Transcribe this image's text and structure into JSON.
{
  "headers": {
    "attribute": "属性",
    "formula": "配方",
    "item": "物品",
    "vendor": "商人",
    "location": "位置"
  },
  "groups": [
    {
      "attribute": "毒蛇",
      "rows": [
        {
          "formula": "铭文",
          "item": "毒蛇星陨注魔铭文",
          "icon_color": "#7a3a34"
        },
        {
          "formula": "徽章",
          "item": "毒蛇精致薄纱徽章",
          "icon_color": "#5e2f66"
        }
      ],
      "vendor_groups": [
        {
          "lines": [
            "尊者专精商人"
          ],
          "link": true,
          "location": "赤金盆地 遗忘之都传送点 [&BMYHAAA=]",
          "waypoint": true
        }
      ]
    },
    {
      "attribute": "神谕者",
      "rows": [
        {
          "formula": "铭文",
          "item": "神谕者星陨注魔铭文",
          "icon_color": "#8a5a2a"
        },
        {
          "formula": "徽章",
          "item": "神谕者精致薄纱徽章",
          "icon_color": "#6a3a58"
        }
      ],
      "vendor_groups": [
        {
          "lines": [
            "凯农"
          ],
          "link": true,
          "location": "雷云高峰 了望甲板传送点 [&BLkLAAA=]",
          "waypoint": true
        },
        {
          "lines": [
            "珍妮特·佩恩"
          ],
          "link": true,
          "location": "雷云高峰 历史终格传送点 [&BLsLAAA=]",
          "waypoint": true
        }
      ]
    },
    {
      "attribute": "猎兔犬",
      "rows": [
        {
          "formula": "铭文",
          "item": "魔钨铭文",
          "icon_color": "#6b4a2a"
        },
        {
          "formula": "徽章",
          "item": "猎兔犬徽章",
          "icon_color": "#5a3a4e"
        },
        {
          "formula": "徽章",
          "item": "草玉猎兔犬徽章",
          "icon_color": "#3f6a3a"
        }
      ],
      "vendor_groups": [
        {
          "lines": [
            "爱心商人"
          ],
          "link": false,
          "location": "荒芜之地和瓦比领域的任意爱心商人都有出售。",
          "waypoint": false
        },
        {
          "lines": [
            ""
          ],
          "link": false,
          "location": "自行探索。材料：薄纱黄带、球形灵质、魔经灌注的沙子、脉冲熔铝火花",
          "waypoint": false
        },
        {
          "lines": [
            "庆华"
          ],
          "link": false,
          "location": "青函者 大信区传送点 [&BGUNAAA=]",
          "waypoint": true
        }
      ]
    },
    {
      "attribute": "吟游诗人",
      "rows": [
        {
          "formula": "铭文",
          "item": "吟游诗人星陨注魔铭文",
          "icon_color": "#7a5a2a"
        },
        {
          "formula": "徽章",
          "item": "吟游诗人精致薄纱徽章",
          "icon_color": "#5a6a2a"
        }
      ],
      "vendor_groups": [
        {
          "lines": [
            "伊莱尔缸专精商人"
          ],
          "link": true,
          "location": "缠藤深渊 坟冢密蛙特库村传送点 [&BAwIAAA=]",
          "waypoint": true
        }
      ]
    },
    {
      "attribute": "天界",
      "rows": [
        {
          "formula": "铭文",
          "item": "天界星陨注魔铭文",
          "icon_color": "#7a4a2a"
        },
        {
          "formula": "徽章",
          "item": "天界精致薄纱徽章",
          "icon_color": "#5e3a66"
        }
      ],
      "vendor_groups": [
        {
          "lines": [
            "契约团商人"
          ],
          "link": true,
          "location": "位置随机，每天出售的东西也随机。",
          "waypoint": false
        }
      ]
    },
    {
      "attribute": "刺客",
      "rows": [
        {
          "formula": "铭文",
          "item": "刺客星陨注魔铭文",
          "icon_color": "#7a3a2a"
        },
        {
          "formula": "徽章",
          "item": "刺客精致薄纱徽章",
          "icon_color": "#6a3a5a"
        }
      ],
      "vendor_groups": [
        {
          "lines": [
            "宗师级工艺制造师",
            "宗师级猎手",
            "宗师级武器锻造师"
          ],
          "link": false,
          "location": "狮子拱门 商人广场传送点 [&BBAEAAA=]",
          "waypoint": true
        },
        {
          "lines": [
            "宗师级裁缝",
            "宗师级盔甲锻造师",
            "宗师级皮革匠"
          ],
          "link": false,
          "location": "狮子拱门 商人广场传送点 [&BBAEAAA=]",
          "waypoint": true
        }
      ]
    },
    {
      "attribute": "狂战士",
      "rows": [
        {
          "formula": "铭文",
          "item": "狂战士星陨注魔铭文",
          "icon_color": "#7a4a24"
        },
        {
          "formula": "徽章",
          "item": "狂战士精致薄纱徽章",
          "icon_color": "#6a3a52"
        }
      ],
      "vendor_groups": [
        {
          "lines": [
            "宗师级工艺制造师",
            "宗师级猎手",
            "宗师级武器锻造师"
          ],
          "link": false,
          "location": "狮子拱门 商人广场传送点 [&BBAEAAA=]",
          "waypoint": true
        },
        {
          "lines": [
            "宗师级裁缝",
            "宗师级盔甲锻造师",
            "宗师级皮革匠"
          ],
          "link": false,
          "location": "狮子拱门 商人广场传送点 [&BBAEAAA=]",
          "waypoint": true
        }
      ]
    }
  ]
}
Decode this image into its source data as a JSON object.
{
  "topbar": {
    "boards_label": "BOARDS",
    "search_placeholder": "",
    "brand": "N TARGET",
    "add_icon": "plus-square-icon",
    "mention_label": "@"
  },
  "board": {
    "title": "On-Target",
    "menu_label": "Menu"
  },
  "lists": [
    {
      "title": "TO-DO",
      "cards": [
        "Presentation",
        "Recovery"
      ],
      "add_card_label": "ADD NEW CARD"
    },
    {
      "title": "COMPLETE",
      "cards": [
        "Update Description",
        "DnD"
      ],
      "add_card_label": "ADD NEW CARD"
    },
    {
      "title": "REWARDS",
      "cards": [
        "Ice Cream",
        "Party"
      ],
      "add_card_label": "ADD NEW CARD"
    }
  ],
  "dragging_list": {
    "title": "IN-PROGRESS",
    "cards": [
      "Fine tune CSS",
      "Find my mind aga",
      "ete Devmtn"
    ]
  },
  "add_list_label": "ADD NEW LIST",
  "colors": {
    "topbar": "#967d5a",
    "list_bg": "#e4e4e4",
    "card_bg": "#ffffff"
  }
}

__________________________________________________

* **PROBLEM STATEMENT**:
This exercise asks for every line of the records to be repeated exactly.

* **RESULT**:
Transcribe this image's text and structure into JSON.
{
  "headers": {
    "attribute": "属性",
    "formula": "配方",
    "item": "物品",
    "vendor": "商人",
    "location": "位置"
  },
  "groups": [
    {
      "attribute": "毒蛇",
      "rows": [
        {
          "formula": "铭文",
          "item": "毒蛇星陨注魔铭文",
          "icon_color": "#7a3a34"
        },
        {
          "formula": "徽章",
          "item": "毒蛇精致薄纱徽章",
          "icon_color": "#5e2f66"
        }
      ],
      "vendor_groups": [
        {
          "lines": [
            "尊者专精商人"
          ],
          "link": true,
          "location": "赤金盆地 遗忘之都传送点 [&BMYHAAA=]",
          "waypoint": true
        }
      ]
    },
    {
      "attribute": "神谕者",
      "rows": [
        {
          "formula": "铭文",
          "item": "神谕者星陨注魔铭文",
          "icon_color": "#8a5a2a"
        },
        {
          "formula": "徽章",
          "item": "神谕者精致薄纱徽章",
          "icon_color": "#6a3a58"
        }
      ],
      "vendor_groups": [
        {
          "lines": [
            "凯农"
          ],
          "link": true,
          "location": "雷云高峰 了望甲板传送点 [&BLkLAAA=]",
          "waypoint": true
        },
        {
          "lines": [
            "珍妮特·佩恩"
          ],
          "link": true,
          "location": "雷云高峰 历史终格传送点 [&BLsLAAA=]",
          "waypoint": true
        }
      ]
    },
    {
      "attribute": "猎兔犬",
      "rows": [
        {
          "formula": "铭文",
          "item": "魔钨铭文",
          "icon_color": "#6b4a2a"
        },
        {
          "formula": "徽章",
          "item": "猎兔犬徽章",
          "icon_color": "#5a3a4e"
        },
        {
          "formula": "徽章",
          "item": "草玉猎兔犬徽章",
          "icon_color": "#3f6a3a"
        }
      ],
      "vendor_groups": [
        {
          "lines": [
            "爱心商人"
          ],
          "link": false,
          "location": "荒芜之地和瓦比领域的任意爱心商人都有出售。",
          "waypoint": false
        },
        {
          "lines": [
            ""
          ],
          "link": false,
          "location": "自行探索。材料：薄纱黄带、球形灵质、魔经灌注的沙子、脉冲熔铝火花",
          "waypoint": false
        },
        {
          "lines": [
            "庆华"
          ],
          "link": false,
          "location": "青函者 大信区传送点 [&BGUNAAA=]",
          "waypoint": true
        }
      ]
    },
    {
      "attribute": "吟游诗人",
      "rows": [
        {
          "formula": "铭文",
          "item": "吟游诗人星陨注魔铭文",
          "icon_color": "#7a5a2a"
        },
        {
          "formula": "徽章",
          "item": "吟游诗人精致薄纱徽章",
          "icon_color": "#5a6a2a"
        }
      ],
      "vendor_groups": [
        {
          "lines": [
            "伊莱尔缸专精商人"
          ],
          "link": true,
          "location": "缠藤深渊 坟冢密蛙特库村传送点 [&BAwIAAA=]",
          "waypoint": true
        }
      ]
    },
    {
      "attribute": "天界",
      "rows": [
        {
          "formula": "铭文",
          "item": "天界星陨注魔铭文",
          "icon_color": "#7a4a2a"
        },
        {
          "formula": "徽章",
          "item": "天界精致薄纱徽章",
          "icon_color": "#5e3a66"
        }
      ],
      "vendor_groups": [
        {
          "lines": [
            "契约团商人"
          ],
          "link": true,
          "location": "位置随机，每天出售的东西也随机。",
          "waypoint": false
        }
      ]
    },
    {
      "attribute": "刺客",
      "rows": [
        {
          "formula": "铭文",
          "item": "刺客星陨注魔铭文",
          "icon_color": "#7a3a2a"
        },
        {
          "formula": "徽章",
          "item": "刺客精致薄纱徽章",
          "icon_color": "#6a3a5a"
        }
      ],
      "vendor_groups": [
        {
          "lines": [
            "宗师级工艺制造师",
            "宗师级猎手",
            "宗师级武器锻造师"
          ],
          "link": false,
          "location": "狮子拱门 商人广场传送点 [&BBAEAAA=]",
          "waypoint": true
        },
        {
          "lines": [
            "宗师级裁缝",
            "宗师级盔甲锻造师",
            "宗师级皮革匠"
          ],
          "link": false,
          "location": "狮子拱门 商人广场传送点 [&BBAEAAA=]",
          "waypoint": true
        }
      ]
    },
    {
      "attribute": "狂战士",
      "rows": [
        {
          "formula": "铭文",
          "item": "狂战士星陨注魔铭文",
          "icon_color": "#7a4a24"
        },
        {
          "formula": "徽章",
          "item": "狂战士精致薄纱徽章",
          "icon_color": "#6a3a52"
        }
      ],
      "vendor_groups": [
        {
          "lines": [
            "宗师级工艺制造师",
            "宗师级猎手",
            "宗师级武器锻造师"
          ],
          "link": false,
          "location": "狮子拱门 商人广场传送点 [&BBAEAAA=]",
          "waypoint": true
        },
        {
          "lines": [
            "宗师级裁缝",
            "宗师级盔甲锻造师",
            "宗师级皮革匠"
          ],
          "link": false,
          "location": "狮子拱门 商人广场传送点 [&BBAEAAA=]",
          "waypoint": true
        }
      ]
    }
  ]
}
Decode this image into its source data as a JSON object.
{
  "topbar": {
    "boards_label": "BOARDS",
    "search_placeholder": "",
    "brand": "N TARGET",
    "add_icon": "plus-square-icon",
    "mention_label": "@"
  },
  "board": {
    "title": "On-Target",
    "menu_label": "Menu"
  },
  "lists": [
    {
      "title": "TO-DO",
      "cards": [
        "Presentation",
        "Recovery"
      ],
      "add_card_label": "ADD NEW CARD"
    },
    {
      "title": "COMPLETE",
      "cards": [
        "Update Description",
        "DnD"
      ],
      "add_card_label": "ADD NEW CARD"
    },
    {
      "title": "REWARDS",
      "cards": [
        "Ice Cream",
        "Party"
      ],
      "add_card_label": "ADD NEW CARD"
    }
  ],
  "dragging_list": {
    "title": "IN-PROGRESS",
    "cards": [
      "Fine tune CSS",
      "Find my mind aga",
      "ete Devmtn"
    ]
  },
  "add_list_label": "ADD NEW LIST",
  "colors": {
    "topbar": "#967d5a",
    "list_bg": "#e4e4e4",
    "card_bg": "#ffffff"
  }
}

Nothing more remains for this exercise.